Training Wheels for Training?

It isn't uncommon for owners to write me and ask questions about " when can my dog get on a weight pull cart?" or "can I have them pull a wagon for something fun to do"? I just got a message the other day in fact....so here is my response for anyone with the same questions.

When I first started my weight pull club and helping to coach other people and their dogs, the end goal for everyone was always competition. Even if it was pulling an empty competition cart (which can weigh anywhere from 200-300lbs alone); the cart was the standard for fun and the bar to which everyone had to get to.  In the past years, that thought process has changed a bit for me.  Here are a few things that I'd like to point out, now that I have put together the CRT program.

1. Wheeled Implements have their place in solid training programs, but don't expect to be on them for a good while if you are sticking to a solid program. The perceived resistance on a wheeled device is not the same as what your dog will be experiencing when he or she is doing her weekly CRT sessions. The amount of weight that would need to be added to a wagon or a cart to make resistance training beneficial would be more than your typical window weights or chains, and most dogs arent ready for that jump just yet!  If we are talking about proper resistance training and the benefits of muscular development and better physical health, you don't need a cart or a wagon.....you need time under tension! 

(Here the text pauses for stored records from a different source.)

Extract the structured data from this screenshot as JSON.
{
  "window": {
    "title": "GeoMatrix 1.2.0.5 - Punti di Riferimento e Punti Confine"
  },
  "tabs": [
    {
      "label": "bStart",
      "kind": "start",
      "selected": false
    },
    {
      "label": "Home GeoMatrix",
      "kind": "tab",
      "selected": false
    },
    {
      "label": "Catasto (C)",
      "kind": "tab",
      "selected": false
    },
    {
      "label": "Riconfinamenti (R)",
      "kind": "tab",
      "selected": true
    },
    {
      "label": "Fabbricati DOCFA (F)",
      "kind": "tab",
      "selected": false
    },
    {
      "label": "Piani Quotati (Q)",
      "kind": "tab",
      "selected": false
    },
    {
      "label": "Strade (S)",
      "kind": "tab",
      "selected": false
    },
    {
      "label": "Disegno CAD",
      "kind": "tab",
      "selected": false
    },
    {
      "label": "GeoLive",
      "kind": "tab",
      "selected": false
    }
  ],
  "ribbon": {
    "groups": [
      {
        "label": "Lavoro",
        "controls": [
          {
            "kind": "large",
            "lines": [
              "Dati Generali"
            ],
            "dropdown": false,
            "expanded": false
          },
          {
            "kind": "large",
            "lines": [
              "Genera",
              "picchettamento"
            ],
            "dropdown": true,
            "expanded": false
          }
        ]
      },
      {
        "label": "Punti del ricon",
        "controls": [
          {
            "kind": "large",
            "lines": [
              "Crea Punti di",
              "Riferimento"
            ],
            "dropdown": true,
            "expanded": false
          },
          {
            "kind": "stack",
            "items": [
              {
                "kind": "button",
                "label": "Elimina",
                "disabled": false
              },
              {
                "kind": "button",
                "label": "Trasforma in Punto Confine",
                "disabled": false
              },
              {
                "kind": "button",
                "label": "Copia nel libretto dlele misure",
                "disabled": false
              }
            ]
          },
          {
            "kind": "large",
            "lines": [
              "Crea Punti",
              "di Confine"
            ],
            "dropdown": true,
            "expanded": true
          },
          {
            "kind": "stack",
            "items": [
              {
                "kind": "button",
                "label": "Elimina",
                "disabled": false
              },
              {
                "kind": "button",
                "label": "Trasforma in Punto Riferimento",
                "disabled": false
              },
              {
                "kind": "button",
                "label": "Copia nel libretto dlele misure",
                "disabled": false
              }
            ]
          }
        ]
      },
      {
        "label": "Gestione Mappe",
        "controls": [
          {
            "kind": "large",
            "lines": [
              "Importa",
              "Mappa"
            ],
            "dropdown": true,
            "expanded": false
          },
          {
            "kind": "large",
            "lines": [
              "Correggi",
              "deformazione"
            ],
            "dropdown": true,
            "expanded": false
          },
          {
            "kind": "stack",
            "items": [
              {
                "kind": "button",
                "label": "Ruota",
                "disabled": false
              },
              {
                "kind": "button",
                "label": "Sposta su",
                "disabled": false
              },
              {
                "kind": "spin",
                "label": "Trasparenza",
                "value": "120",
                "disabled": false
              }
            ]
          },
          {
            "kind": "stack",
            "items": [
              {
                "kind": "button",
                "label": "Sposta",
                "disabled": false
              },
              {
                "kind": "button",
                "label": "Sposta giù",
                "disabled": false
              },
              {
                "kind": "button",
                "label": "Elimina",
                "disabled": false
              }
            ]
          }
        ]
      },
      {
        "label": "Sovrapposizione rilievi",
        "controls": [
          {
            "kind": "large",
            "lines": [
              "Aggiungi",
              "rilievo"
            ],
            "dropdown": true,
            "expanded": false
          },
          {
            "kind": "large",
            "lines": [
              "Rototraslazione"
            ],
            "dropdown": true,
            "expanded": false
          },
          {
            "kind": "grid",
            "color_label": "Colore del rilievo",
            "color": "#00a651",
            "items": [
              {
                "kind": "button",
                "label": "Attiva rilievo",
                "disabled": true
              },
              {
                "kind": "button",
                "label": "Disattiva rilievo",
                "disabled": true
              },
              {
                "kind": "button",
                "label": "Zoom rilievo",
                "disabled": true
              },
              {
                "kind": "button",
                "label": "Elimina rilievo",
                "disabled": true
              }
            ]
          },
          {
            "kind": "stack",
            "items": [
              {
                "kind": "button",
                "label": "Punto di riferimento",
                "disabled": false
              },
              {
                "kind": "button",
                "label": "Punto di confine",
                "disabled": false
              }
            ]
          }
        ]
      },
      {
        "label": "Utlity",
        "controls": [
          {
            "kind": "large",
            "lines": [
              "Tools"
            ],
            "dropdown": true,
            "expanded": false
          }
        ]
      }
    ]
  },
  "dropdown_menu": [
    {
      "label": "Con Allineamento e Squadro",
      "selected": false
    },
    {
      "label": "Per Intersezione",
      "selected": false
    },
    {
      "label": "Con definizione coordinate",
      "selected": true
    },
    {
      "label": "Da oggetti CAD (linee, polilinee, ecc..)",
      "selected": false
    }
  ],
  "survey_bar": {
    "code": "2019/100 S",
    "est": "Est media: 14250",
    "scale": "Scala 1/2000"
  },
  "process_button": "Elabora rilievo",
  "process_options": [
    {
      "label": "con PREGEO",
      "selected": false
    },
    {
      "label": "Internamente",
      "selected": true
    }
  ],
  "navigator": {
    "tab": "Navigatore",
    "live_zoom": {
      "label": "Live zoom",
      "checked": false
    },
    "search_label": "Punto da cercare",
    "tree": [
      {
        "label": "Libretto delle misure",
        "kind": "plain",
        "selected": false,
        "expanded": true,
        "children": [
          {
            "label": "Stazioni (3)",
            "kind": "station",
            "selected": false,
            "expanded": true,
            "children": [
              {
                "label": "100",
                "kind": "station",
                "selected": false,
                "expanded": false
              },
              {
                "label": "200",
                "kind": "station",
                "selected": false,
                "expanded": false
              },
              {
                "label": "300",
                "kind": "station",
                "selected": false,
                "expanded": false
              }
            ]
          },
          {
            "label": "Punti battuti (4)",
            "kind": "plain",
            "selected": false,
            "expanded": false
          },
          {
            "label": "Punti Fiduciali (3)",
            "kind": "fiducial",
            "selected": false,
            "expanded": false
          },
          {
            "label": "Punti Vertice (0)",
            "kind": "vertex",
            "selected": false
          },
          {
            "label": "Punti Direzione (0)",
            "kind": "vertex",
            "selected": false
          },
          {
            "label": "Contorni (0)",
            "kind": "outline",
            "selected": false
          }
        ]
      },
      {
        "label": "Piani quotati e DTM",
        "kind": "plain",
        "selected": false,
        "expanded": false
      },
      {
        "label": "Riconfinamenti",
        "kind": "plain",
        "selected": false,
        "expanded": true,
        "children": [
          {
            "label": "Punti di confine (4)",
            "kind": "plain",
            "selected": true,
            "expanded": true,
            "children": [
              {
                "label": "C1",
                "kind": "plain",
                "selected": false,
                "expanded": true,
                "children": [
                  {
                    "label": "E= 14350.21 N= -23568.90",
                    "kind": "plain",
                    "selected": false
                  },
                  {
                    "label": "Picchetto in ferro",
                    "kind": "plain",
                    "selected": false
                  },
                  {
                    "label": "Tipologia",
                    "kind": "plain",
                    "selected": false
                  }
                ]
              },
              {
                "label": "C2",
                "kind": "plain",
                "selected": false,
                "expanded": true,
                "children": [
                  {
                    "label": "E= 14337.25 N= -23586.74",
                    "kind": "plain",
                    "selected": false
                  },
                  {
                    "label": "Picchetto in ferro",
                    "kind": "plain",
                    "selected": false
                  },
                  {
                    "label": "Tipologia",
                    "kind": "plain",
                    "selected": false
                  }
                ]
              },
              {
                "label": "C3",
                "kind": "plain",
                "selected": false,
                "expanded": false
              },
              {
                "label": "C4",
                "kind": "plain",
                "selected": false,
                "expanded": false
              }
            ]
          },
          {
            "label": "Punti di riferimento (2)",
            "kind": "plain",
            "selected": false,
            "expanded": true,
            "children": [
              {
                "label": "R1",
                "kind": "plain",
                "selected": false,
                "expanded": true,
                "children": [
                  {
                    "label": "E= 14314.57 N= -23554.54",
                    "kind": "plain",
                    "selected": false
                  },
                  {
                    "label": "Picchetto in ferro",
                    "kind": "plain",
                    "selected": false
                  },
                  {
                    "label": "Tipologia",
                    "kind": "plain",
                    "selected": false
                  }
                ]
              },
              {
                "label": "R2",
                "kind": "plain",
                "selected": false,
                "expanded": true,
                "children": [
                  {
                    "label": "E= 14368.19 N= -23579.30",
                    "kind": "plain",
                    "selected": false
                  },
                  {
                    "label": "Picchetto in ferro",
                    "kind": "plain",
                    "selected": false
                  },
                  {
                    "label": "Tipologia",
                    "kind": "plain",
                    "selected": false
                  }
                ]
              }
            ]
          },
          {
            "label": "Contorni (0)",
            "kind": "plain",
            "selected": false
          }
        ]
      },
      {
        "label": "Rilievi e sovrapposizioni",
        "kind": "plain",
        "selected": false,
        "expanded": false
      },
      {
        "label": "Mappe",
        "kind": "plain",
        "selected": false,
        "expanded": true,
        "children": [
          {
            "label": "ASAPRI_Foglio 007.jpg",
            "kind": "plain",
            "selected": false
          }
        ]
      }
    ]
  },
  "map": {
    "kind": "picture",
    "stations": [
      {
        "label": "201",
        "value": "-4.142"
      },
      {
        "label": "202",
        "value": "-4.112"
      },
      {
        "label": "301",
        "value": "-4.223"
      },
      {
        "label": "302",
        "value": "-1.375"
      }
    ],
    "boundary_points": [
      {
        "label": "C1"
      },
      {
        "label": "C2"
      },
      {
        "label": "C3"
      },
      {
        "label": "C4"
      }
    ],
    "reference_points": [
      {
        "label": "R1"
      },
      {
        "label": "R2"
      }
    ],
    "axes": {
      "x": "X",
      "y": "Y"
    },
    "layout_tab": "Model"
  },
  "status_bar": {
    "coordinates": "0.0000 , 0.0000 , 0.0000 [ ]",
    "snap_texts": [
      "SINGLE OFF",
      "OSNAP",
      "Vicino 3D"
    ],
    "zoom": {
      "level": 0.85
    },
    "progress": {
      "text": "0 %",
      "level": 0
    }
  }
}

2. Wheels MAKE it easier! Hence why in competitions, the dogs can reach upwards of a few thousand pounds! If you are hoping to add a wagon or a cart to evaluate your dog's grit and determination--- you won't get the best gauge by hooking them up to one of these. The most difficult part about the carts, are to get them going! This is the value in a learned dog in their ability to "try". They learn the "try" and the ability to dedicate by doing the duration and dynamic effort work. If you have no clue what I am referring to here, check out the website and programs ;)

3. You better have a "brake person". I talk a lot about the reasons why CRT is so beneficial for a sensitive or not so confident dog, as it helps them realize their potential and capability to overcome adversity. We take a ton of time properly acclimating dogs up to the sounds, sensations, and overall picture of resistance training through our weekly sessions. By putting a dog onto a wagon or cart changes the entire picture! Now you have a larger object on wheels, that moves MUCH faster behind the dog. If that dog stops, that cart or wagon won't!! You run the great risk of doing more damage to a dog's mental confidence if they start getting clipped by the wagon, because you failed to stop the wagon or cart. If you still choose to hook your dog up to a wagon out of haste----get a second person.

4. If all the other reasons above still aren't enough evidence to realize that you shouldn't be adding these devices prematurely, take into account your goals for your dog. If you start CRT to add muscle tone and development, then you already know what is required in your training in order to achieve that ( if you don't, you should read more blogs or sign up for the Building Blocks foundational program!) If you have sights set on competition, then by all means, know that you will encounter adding these elements when you cover the Digging Deeper program, which covers the complex world of dynamic effort.

Ashley Sculac